The problem was, the suspicions go, that Microsoft didn’t like what they were seeing from the OEMs and decided to set the bar themselves. They likely also got wind of Google developing the Nexus 7. Surface represents a new road for Microsoft, not just as a hardware vendor, but rather as a company who finally understands how important the proper design of hardware and software is.
In essence the division of labor was too divided for them to succeed.
Even Google’s crazy garden of forked Androids would lead to one two OEMs creating enough brand loyalty (Think Samsung) and solidify Android’s place in the next generation of mobile computing. The head start in this space that Microsoft ceded to Google along with the incompetence of dysfunctional behemoths Research in Motion (NASDAQ:$RIMM) and Hewlett-Packard afforded Google the opportunity to bumble around selling cheap and sub-standard devices for more than a year.
Surface immediately set the computing world on fire. The anti-Microsoft crowd came out and said they were eating their own. The purveyors of Android junk like Acer complained of the competition. Failing commodity producers like H-P shook their fists and is still planning uninspired wasy-to-build ARM-based tablets. It was Dell it was assumed that would be the beneficiary of Microsoft’s staggered launch of the Intel (NASDAQ:$INTC) version of Surface, being the first to market with an x86 tablet.
Not so fast. Lenovo then swoops in and shuts everyone up with a 10 inch tablet with all the bells and whistles that looks good has the new Atom processor and is said to be close in price to the iPad. Keyboard, stylus and other accessories will be options and the thing will ship in time for the Windows 8 launch on October 26th.
What’s important to note is not that the Think Pad 2 is going to blow the world away. It’s important to note which companies are up to, or really capable of, rising to the challenges in this market going forward. ASUS is building the Nexus 7 for Google and has a number of innovative designs for Windows and Android tablets in the pipeline. Lenovo is attacking literally all markets from smartphones, to tablets to SmartTV’s while partnering with EMC to build cloud computing services and performing well above industry averages in all segments. This is a company with $30 billion in annual revenues now.
While everyone else in the computing industry is complaining of flat to declining sales in a difficult market, Lenovo increased Global PC sales in FY 2011 by nearly 44%, raising their market share by 3points to 12.9%. And you wonder why H-P (NYSE:$HPQ) is complaining in Digitimes that they will have problems moving to the cloud, it’s because they are eating H-P’s lunch in every other area right now. Their net margins increased as well.
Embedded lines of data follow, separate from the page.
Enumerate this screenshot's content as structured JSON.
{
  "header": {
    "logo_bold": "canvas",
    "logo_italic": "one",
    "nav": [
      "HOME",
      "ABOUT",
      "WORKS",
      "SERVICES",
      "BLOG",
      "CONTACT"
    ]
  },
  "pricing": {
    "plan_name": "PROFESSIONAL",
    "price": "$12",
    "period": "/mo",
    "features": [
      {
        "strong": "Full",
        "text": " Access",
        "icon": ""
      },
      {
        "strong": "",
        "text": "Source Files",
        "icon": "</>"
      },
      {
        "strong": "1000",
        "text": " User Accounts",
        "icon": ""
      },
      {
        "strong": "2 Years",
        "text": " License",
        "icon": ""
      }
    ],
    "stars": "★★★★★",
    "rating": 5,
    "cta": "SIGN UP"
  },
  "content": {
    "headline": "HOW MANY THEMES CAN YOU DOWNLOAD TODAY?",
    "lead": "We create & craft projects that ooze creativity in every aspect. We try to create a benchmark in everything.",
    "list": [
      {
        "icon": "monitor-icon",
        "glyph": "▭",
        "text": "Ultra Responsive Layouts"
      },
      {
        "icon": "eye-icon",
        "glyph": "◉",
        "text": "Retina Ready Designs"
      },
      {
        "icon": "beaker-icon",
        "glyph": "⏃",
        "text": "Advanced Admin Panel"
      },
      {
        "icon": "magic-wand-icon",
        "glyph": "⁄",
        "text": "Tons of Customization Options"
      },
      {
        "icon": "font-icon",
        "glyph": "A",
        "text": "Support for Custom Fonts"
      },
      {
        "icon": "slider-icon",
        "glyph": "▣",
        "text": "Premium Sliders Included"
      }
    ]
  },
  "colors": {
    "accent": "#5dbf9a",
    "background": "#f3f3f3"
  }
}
In the most important market for them, being Chinese, is that they are thought of as a premium brand in China.
So, premium branding in the fastest growing markets, lean and efficient global manufacturing with rising sales in all markets gives the Think Pad 2, a product designed to compete in the same place that Dell is looking at and Apple is selling a lot of iPads in, business, a fantastic base from which to launch in October.
The person who should be grinning from ear to ear over this news is none other than Steve Ballmer, for while Surface is an important device for Microsoft, iPad sales are so big right now and the Nexus 7 solidifying Android’s place that Windows 8 will need as many competent and hungry OEM’s producing compelling alternatives to those products to have a chance in the future.
Those that refuse to keep up are going to get crushed.